● Records for processing
Segment Open

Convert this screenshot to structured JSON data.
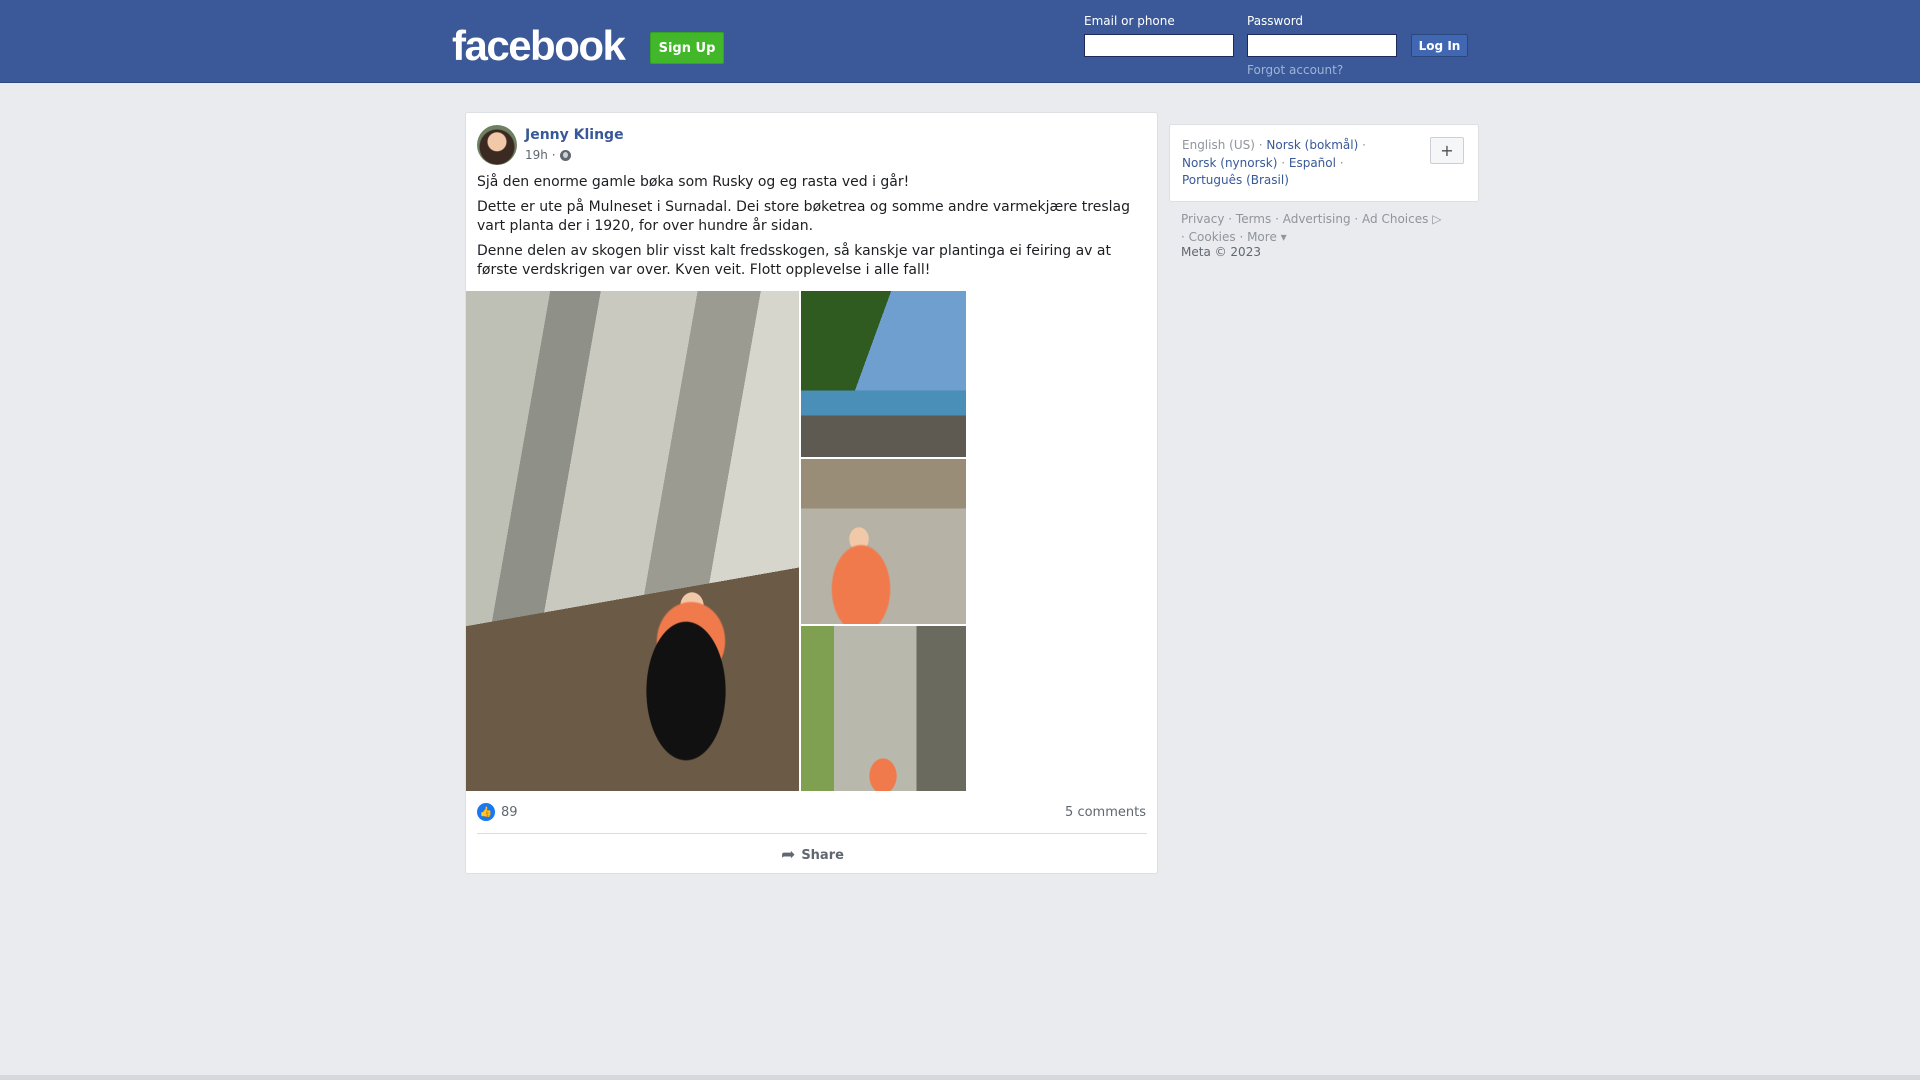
{
  "header": {
    "logo": "facebook",
    "signup_label": "Sign Up",
    "email_label": "Email or phone",
    "email_value": "",
    "password_label": "Password",
    "password_value": "",
    "login_label": "Log In",
    "forgot_label": "Forgot account?"
  },
  "post": {
    "author": "Jenny Klinge",
    "time": "19h ·",
    "paragraphs": [
      "Sjå den enorme gamle bøka som Rusky og eg rasta ved i går!",
      "Dette er ute på Mulneset i Surnadal. Dei store bøketrea og somme andre varmekjære treslag vart planta der i 1920, for over hundre år sidan.",
      "Denne delen av skogen blir visst kalt fredsskogen, så kanskje var plantinga ei feiring av at første verdskrigen var over. Kven veit. Flott opplevelse i alle fall!"
    ],
    "likes": "89",
    "comments": "5 comments",
    "share_label": "Share"
  },
  "sidebar": {
    "languages": [
      {
        "label": "English (US)",
        "active": true
      },
      {
        "label": "Norsk (bokmål)"
      },
      {
        "label": "Norsk (nynorsk)"
      },
      {
        "label": "Español"
      },
      {
        "label": "Português (Brasil)"
      }
    ],
    "plus_label": "+",
    "footer": [
      "Privacy",
      "Terms",
      "Advertising",
      "Ad Choices",
      "Cookies",
      "More"
    ],
    "copyright": "Meta © 2023"
  },
  "colors": {
    "brand": "#3b5998",
    "signup": "#42b72a",
    "link": "#385898",
    "like": "#1877f2"
  }
}
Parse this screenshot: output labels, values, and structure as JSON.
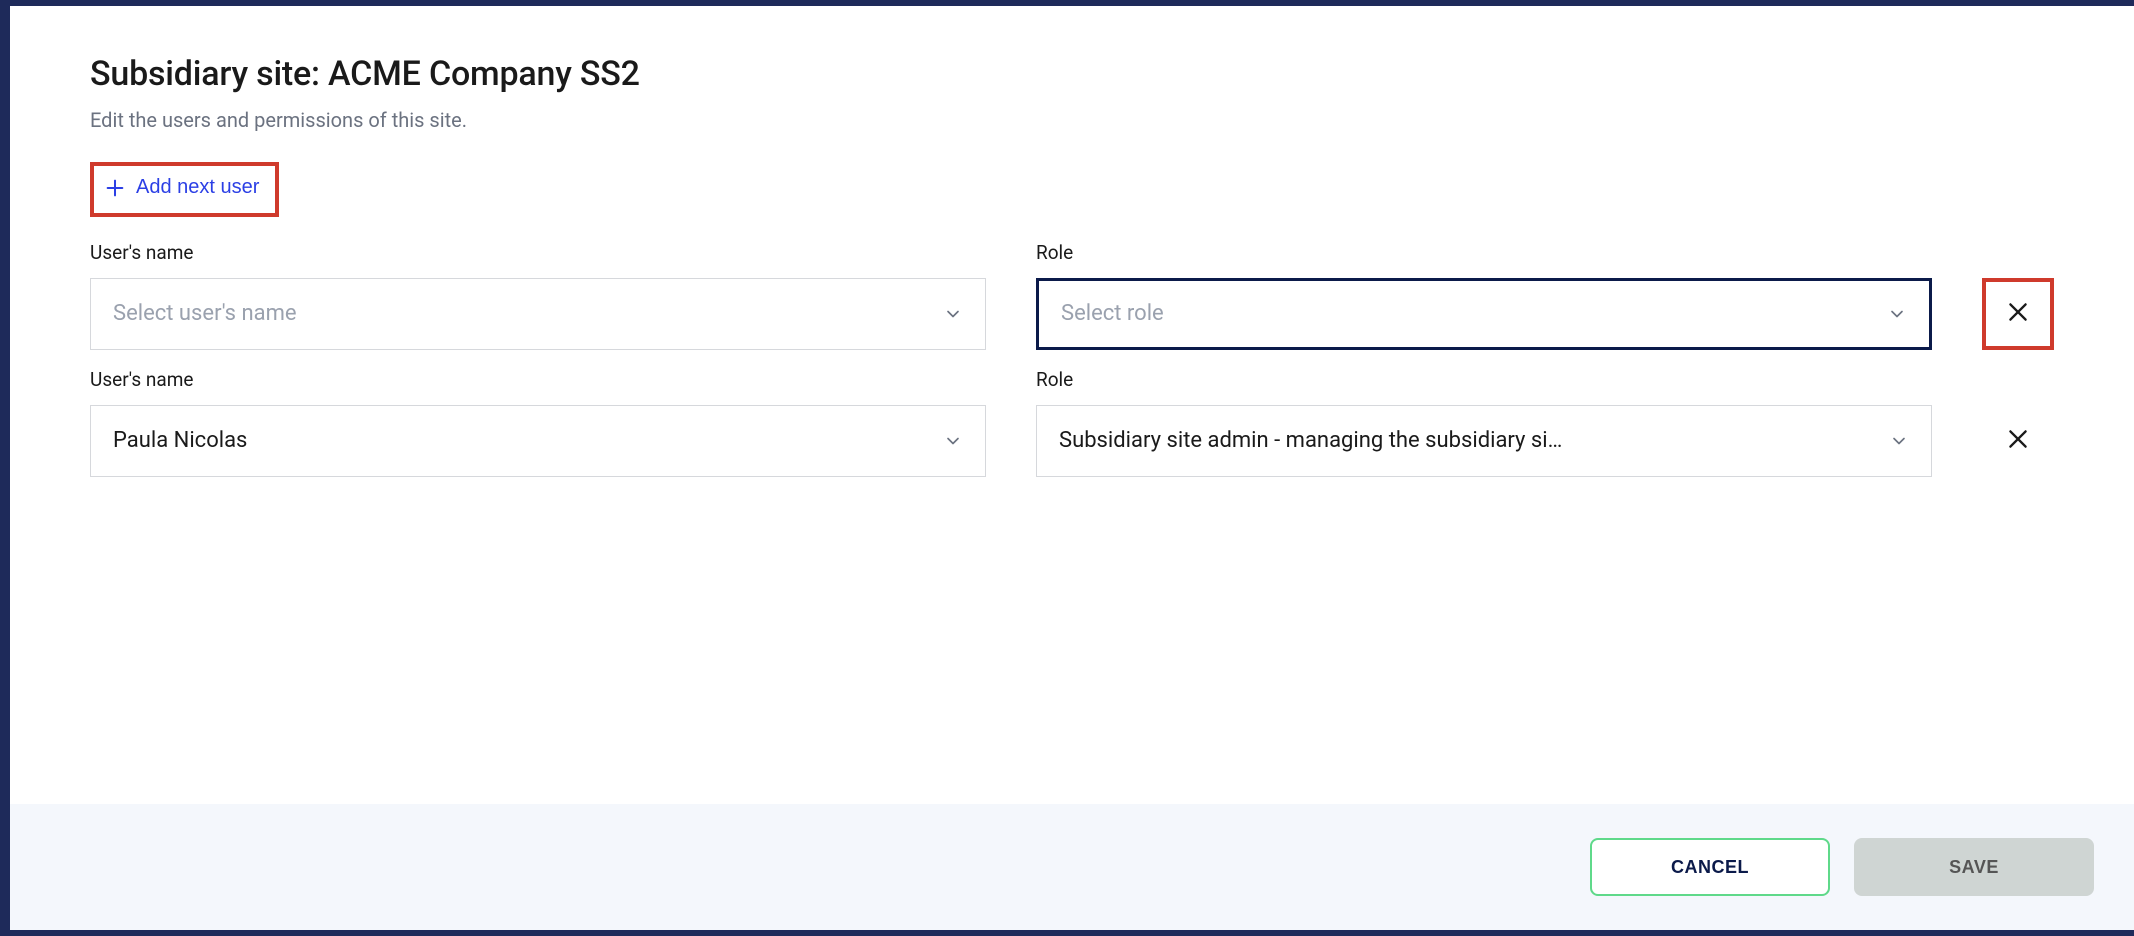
{
  "header": {
    "title": "Subsidiary site: ACME Company SS2",
    "subtitle": "Edit the users and permissions of this site."
  },
  "add_user_label": "Add next user",
  "fields": {
    "user_label": "User's name",
    "role_label": "Role",
    "user_placeholder": "Select user's name",
    "role_placeholder": "Select role"
  },
  "rows": [
    {
      "user": "",
      "role": "",
      "role_focused": true,
      "remove_highlight": true
    },
    {
      "user": "Paula Nicolas",
      "role": "Subsidiary site admin - managing the subsidiary si…",
      "role_focused": false,
      "remove_highlight": false
    }
  ],
  "footer": {
    "cancel": "CANCEL",
    "save": "SAVE"
  }
}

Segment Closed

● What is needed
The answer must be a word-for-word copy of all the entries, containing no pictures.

● Solution to this task
Convert this screenshot to structured JSON data.
{
  "header": {
    "logo": "facebook",
    "signup_label": "Sign Up",
    "email_label": "Email or phone",
    "email_value": "",
    "password_label": "Password",
    "password_value": "",
    "login_label": "Log In",
    "forgot_label": "Forgot account?"
  },
  "post": {
    "author": "Jenny Klinge",
    "time": "19h ·",
    "paragraphs": [
      "Sjå den enorme gamle bøka som Rusky og eg rasta ved i går!",
      "Dette er ute på Mulneset i Surnadal. Dei store bøketrea og somme andre varmekjære treslag vart planta der i 1920, for over hundre år sidan.",
      "Denne delen av skogen blir visst kalt fredsskogen, så kanskje var plantinga ei feiring av at første verdskrigen var over. Kven veit. Flott opplevelse i alle fall!"
    ],
    "likes": "89",
    "comments": "5 comments",
    "share_label": "Share"
  },
  "sidebar": {
    "languages": [
      {
        "label": "English (US)",
        "active": true
      },
      {
        "label": "Norsk (bokmål)"
      },
      {
        "label": "Norsk (nynorsk)"
      },
      {
        "label": "Español"
      },
      {
        "label": "Português (Brasil)"
      }
    ],
    "plus_label": "+",
    "footer": [
      "Privacy",
      "Terms",
      "Advertising",
      "Ad Choices",
      "Cookies",
      "More"
    ],
    "copyright": "Meta © 2023"
  },
  "colors": {
    "brand": "#3b5998",
    "signup": "#42b72a",
    "link": "#385898",
    "like": "#1877f2"
  }
}
Parse this screenshot: output labels, values, and structure as JSON.
{
  "header": {
    "title": "Subsidiary site: ACME Company SS2",
    "subtitle": "Edit the users and permissions of this site."
  },
  "add_user_label": "Add next user",
  "fields": {
    "user_label": "User's name",
    "role_label": "Role",
    "user_placeholder": "Select user's name",
    "role_placeholder": "Select role"
  },
  "rows": [
    {
      "user": "",
      "role": "",
      "role_focused": true,
      "remove_highlight": true
    },
    {
      "user": "Paula Nicolas",
      "role": "Subsidiary site admin - managing the subsidiary si…",
      "role_focused": false,
      "remove_highlight": false
    }
  ],
  "footer": {
    "cancel": "CANCEL",
    "save": "SAVE"
  }
}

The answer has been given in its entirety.